BEGIN Source material
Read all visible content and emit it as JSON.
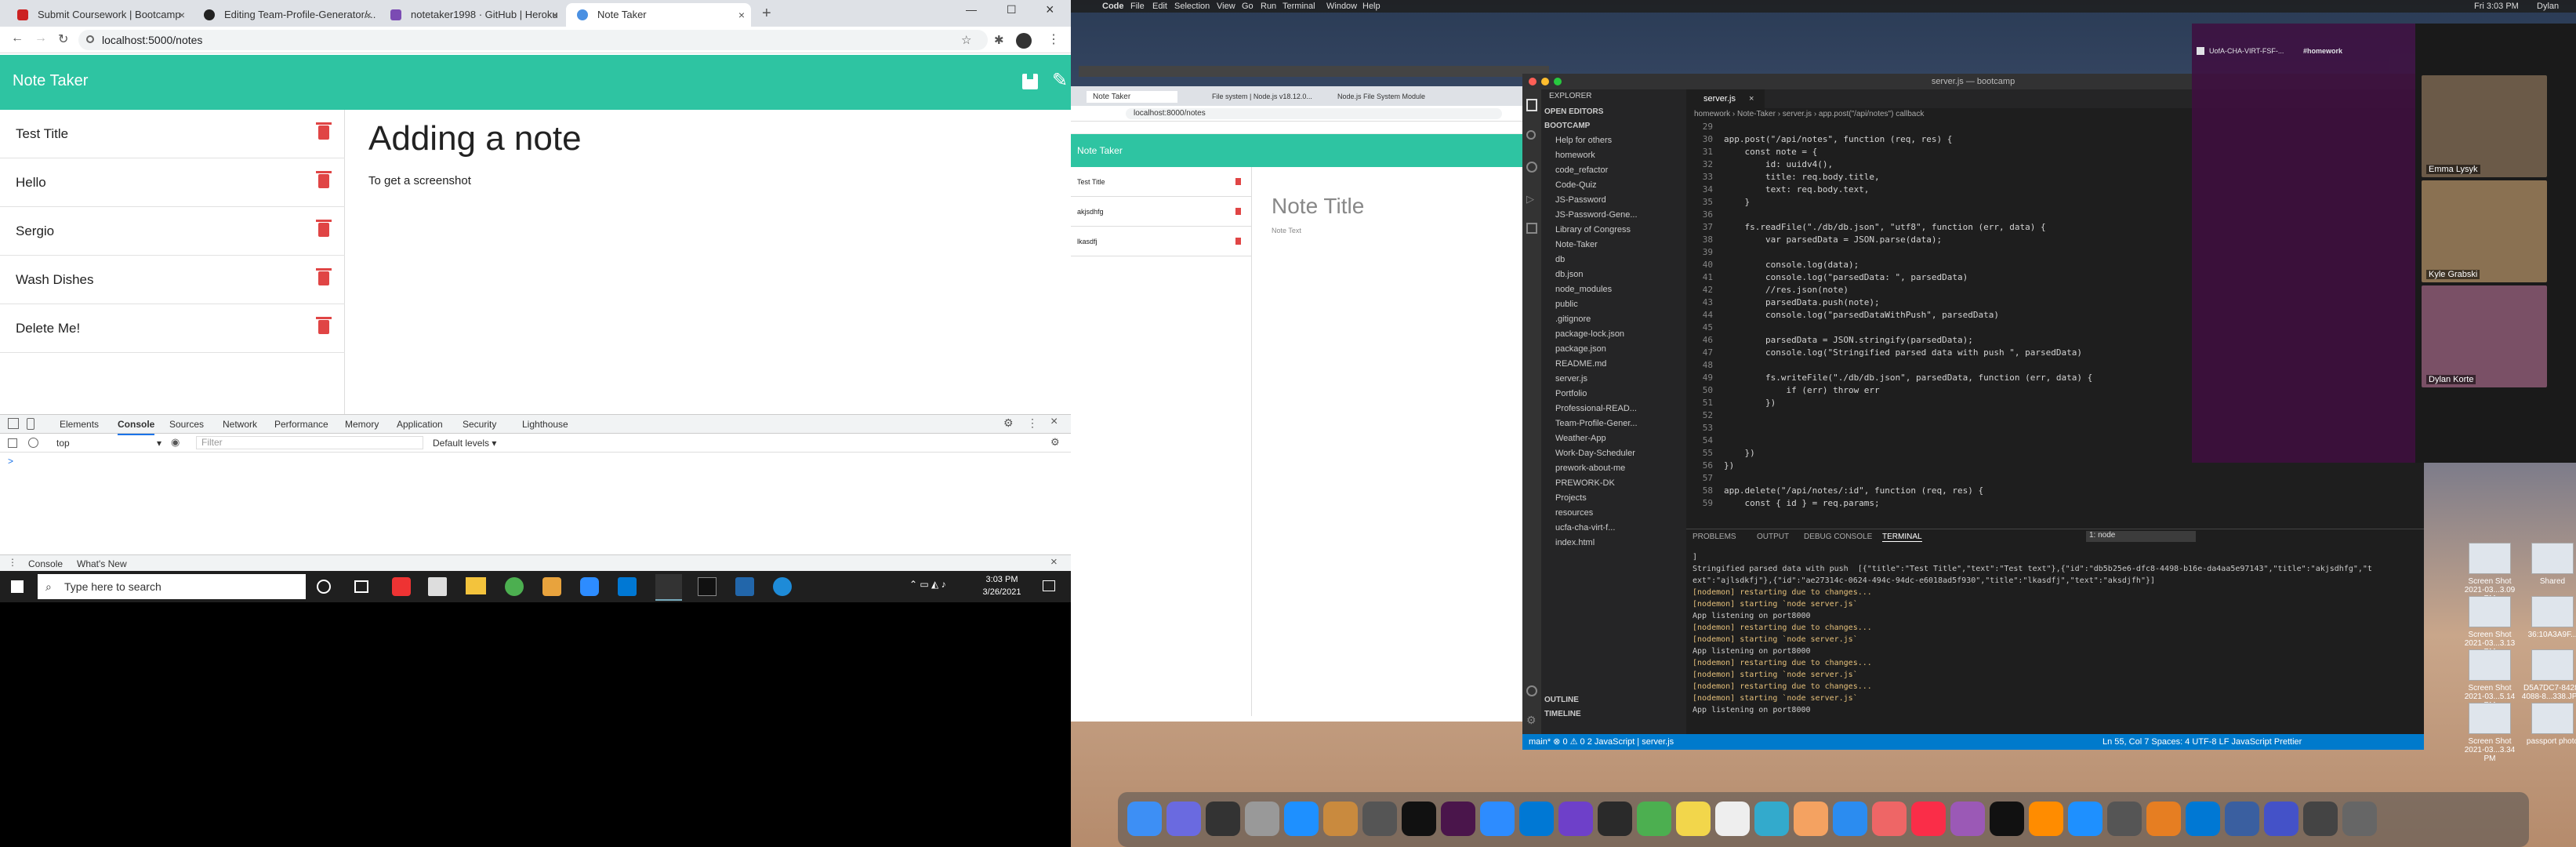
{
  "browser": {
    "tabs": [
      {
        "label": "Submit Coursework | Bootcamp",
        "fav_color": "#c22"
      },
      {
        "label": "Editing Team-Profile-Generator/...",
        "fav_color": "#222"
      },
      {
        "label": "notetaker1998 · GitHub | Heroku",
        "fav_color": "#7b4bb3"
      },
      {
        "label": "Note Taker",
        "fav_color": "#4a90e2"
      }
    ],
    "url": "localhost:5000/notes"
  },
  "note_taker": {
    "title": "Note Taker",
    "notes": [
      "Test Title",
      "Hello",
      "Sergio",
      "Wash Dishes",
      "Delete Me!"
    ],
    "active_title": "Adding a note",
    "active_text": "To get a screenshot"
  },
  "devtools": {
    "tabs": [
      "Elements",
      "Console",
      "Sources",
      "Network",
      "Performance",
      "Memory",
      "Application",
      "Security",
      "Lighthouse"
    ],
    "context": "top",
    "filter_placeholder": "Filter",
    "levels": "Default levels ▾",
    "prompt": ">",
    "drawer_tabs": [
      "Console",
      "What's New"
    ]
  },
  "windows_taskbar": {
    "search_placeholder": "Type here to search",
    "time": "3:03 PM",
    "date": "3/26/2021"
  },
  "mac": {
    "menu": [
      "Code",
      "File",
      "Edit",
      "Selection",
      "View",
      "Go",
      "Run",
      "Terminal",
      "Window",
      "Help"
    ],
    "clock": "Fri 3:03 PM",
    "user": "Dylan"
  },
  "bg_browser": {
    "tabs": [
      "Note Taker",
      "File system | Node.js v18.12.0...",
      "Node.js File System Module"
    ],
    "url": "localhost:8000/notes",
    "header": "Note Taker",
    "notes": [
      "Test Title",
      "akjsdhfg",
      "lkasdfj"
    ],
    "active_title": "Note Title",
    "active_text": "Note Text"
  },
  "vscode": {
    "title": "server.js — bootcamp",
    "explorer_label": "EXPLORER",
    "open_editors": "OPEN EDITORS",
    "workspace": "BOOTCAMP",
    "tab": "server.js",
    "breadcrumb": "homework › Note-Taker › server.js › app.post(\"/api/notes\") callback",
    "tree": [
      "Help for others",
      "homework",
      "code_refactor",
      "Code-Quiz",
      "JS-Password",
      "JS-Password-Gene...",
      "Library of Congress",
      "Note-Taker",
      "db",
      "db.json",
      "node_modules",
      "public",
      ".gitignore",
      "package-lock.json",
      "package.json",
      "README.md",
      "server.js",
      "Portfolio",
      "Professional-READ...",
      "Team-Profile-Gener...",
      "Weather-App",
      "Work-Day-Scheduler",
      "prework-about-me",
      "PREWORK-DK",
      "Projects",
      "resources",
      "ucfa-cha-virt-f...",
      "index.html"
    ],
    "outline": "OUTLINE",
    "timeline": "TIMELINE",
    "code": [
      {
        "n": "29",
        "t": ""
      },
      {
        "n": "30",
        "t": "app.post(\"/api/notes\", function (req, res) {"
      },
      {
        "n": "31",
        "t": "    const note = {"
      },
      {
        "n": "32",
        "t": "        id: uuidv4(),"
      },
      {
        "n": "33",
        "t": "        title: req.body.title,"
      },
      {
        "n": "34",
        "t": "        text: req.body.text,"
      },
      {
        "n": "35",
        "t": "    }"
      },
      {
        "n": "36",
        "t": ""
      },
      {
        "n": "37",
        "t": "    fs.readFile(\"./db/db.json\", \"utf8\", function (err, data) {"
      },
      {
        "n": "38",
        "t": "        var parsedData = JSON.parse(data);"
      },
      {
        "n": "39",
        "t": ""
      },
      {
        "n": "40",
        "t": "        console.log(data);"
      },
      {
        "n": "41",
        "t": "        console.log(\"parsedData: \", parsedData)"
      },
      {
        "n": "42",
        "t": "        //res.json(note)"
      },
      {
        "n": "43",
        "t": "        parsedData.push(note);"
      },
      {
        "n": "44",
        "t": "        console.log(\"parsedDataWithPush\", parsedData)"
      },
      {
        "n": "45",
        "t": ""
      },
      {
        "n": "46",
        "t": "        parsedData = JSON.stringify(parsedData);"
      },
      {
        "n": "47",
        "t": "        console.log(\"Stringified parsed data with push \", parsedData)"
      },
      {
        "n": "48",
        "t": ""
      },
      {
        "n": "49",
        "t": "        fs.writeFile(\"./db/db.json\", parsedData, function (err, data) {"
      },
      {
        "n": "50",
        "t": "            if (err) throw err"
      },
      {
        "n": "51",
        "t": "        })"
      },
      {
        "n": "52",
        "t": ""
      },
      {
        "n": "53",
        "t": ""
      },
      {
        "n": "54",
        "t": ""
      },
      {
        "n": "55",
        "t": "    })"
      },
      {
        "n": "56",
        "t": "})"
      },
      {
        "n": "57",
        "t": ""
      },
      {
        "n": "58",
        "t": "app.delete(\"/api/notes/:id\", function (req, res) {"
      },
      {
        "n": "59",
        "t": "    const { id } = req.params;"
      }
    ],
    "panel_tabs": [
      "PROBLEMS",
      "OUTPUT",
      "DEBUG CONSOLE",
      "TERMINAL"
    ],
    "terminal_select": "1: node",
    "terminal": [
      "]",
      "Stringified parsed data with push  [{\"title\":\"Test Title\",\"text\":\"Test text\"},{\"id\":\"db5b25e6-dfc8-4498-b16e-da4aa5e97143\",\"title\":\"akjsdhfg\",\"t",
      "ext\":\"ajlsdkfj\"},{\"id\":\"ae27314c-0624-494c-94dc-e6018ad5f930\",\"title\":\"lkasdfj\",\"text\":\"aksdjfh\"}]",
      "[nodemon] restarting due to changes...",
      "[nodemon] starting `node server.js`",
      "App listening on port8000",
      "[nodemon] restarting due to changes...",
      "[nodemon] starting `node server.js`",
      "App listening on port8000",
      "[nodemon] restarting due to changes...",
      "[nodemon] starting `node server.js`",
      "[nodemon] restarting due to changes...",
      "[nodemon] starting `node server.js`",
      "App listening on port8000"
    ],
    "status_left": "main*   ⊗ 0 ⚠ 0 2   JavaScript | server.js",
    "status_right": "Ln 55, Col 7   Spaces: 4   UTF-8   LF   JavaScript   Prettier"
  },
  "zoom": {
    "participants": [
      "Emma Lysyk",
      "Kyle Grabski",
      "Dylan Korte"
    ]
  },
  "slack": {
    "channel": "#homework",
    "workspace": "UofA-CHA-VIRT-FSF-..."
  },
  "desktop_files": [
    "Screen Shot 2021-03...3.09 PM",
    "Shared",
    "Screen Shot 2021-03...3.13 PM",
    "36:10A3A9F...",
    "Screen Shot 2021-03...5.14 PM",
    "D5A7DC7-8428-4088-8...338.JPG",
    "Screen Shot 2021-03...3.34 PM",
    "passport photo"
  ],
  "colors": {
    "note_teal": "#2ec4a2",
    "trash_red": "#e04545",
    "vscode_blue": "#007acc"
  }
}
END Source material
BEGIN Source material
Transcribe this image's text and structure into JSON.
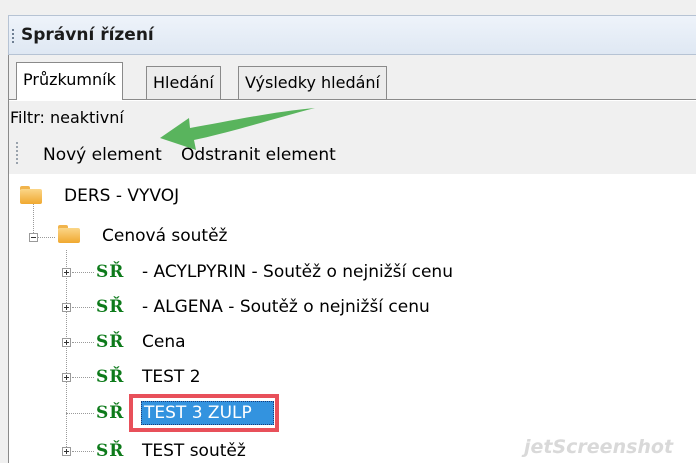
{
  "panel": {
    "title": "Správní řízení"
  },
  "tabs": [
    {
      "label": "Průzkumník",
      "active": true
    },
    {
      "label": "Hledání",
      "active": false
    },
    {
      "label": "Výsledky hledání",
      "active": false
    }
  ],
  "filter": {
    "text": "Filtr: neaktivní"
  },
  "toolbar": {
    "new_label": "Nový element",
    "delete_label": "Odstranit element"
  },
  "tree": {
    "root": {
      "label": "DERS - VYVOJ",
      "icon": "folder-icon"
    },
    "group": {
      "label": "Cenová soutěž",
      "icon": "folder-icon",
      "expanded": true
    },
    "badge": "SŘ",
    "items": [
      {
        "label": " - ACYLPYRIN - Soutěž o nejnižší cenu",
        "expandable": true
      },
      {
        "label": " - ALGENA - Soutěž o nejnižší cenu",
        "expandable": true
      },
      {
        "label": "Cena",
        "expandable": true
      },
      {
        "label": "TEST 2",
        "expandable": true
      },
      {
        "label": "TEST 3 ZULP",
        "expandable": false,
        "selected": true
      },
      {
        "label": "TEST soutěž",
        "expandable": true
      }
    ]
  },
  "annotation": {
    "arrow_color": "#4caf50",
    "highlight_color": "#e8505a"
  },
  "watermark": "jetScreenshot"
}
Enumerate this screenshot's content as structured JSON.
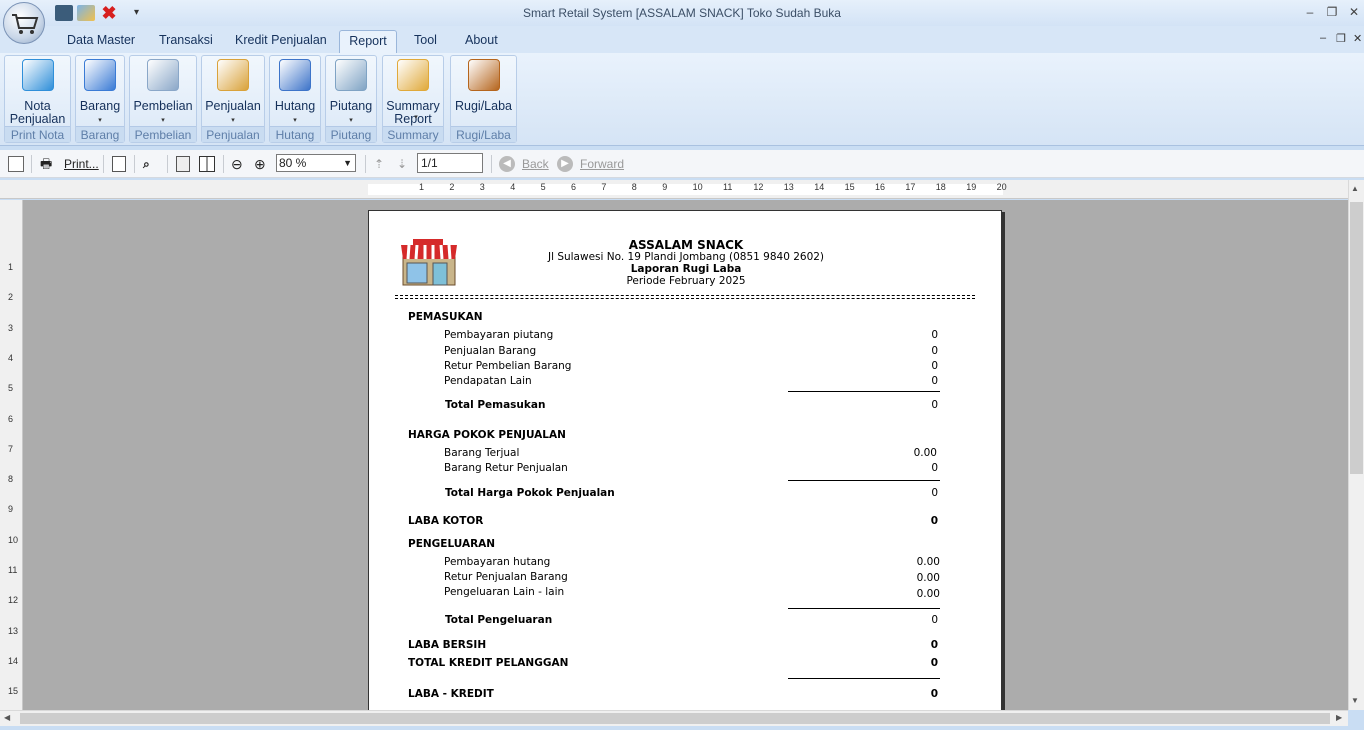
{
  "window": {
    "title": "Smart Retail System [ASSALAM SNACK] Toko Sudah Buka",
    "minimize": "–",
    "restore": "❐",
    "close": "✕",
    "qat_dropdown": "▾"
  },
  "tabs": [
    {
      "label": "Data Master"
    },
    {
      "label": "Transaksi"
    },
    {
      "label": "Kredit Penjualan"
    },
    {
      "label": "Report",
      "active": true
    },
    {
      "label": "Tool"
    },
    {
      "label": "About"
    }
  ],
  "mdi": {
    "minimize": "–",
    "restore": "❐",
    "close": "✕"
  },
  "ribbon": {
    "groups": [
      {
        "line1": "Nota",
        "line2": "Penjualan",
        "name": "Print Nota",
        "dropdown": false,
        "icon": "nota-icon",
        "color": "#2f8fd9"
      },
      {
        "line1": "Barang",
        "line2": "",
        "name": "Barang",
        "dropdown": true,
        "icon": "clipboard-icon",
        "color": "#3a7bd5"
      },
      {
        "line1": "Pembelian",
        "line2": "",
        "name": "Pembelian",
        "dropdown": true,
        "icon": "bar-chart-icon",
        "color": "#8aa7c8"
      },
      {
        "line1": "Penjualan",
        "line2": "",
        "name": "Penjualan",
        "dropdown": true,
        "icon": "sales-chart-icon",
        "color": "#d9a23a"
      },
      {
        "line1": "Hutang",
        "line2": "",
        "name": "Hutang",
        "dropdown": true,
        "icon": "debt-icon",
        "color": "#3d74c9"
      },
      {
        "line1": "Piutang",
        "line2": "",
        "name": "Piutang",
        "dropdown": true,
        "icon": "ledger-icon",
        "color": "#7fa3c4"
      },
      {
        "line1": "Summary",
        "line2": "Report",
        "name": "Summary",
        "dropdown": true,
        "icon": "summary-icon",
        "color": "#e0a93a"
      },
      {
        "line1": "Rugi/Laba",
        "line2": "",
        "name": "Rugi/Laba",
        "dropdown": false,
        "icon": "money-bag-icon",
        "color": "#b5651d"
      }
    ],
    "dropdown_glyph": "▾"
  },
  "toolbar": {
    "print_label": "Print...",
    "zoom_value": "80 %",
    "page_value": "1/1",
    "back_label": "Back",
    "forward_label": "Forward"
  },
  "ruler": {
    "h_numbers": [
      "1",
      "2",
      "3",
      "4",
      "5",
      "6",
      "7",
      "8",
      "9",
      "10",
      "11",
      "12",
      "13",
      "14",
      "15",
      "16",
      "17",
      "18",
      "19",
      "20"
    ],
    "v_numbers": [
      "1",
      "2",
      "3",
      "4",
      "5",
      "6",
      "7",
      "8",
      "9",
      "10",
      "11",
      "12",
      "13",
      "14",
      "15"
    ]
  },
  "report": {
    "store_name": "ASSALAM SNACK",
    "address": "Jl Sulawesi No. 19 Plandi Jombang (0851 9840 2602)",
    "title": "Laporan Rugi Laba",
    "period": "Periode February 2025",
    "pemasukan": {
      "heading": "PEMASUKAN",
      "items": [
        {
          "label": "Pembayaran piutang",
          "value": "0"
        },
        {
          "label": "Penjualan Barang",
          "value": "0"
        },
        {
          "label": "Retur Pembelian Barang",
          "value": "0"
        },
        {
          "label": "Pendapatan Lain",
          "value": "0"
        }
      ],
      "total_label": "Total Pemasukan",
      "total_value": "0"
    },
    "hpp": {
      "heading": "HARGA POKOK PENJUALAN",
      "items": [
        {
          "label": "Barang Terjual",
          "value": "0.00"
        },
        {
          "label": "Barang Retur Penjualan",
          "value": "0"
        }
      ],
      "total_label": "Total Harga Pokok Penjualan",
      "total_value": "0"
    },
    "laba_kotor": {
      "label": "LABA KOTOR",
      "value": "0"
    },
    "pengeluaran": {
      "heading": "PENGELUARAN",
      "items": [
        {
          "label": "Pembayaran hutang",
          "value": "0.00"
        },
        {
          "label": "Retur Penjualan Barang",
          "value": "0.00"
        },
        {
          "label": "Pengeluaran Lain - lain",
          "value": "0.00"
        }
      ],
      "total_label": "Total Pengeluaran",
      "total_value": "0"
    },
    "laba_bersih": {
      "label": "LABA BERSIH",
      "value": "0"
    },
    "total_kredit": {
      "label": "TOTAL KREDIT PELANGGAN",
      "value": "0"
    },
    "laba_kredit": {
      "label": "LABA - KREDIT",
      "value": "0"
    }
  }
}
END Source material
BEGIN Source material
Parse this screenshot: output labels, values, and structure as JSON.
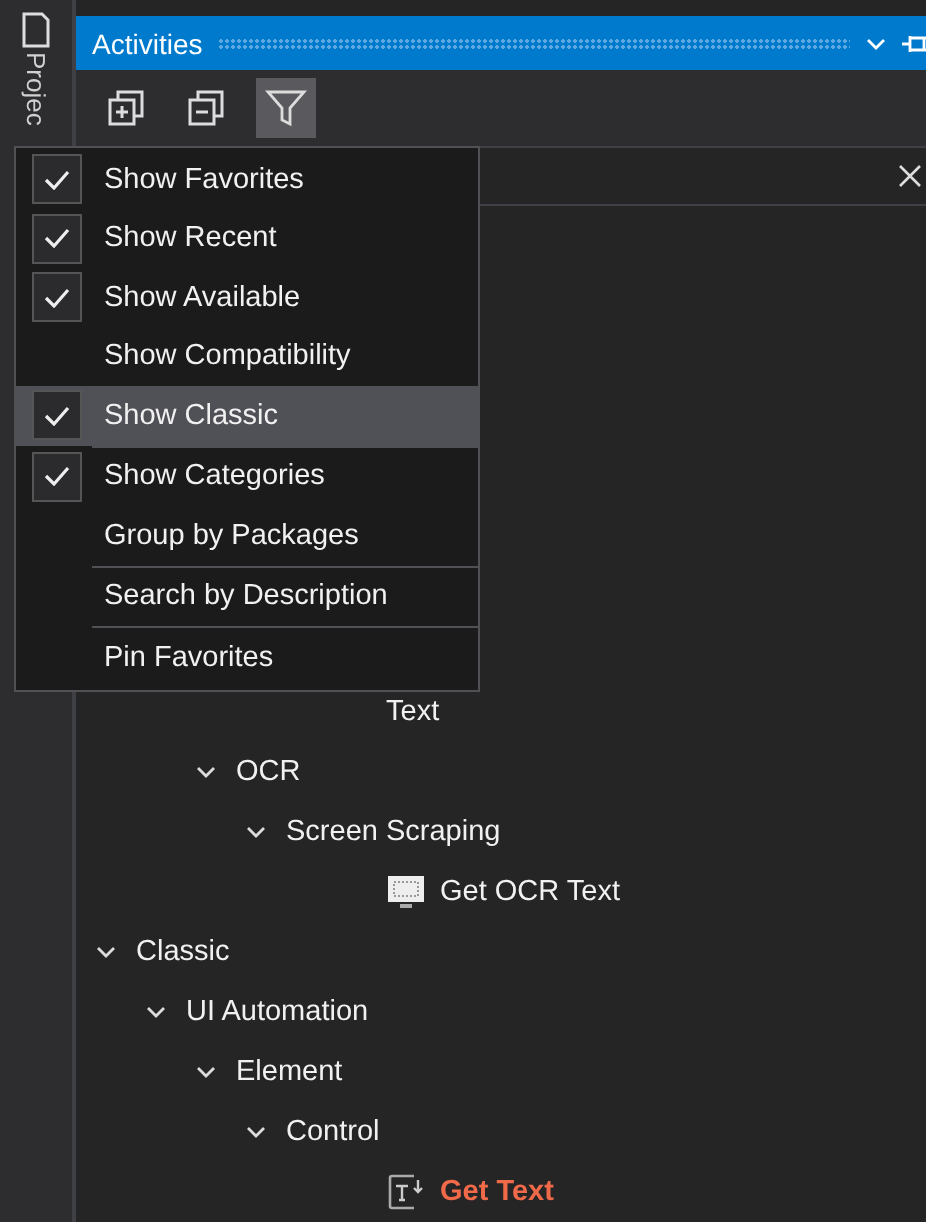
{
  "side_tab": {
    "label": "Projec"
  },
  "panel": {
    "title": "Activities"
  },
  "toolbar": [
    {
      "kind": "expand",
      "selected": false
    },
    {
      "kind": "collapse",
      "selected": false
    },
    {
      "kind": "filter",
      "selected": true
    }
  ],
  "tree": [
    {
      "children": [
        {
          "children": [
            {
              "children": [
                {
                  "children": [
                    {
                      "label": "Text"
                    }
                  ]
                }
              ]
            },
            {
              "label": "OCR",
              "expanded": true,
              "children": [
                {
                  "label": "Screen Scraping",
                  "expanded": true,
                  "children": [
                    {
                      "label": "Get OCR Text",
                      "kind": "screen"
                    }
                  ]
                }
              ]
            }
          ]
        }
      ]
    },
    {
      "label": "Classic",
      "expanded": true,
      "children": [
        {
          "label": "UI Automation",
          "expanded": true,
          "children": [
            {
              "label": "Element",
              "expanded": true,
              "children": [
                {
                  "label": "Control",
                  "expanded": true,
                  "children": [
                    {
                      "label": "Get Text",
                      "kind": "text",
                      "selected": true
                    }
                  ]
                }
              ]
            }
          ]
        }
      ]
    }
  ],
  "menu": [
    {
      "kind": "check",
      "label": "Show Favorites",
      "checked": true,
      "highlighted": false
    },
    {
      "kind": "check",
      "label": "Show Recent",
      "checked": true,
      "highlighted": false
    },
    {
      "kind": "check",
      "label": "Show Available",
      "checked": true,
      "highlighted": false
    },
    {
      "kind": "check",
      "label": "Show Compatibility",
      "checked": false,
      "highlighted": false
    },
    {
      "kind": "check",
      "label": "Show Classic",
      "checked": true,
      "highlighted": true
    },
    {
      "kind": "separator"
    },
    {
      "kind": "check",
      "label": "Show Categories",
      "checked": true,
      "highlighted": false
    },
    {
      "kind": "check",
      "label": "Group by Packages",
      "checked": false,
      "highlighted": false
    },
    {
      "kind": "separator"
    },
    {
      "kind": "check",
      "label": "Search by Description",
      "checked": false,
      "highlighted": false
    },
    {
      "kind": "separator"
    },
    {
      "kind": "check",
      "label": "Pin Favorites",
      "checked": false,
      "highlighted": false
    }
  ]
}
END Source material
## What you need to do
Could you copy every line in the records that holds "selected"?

## Exercise answer
        "selected": true
      "selected": false
      "selected": false
      "selected": true
                      "selected": true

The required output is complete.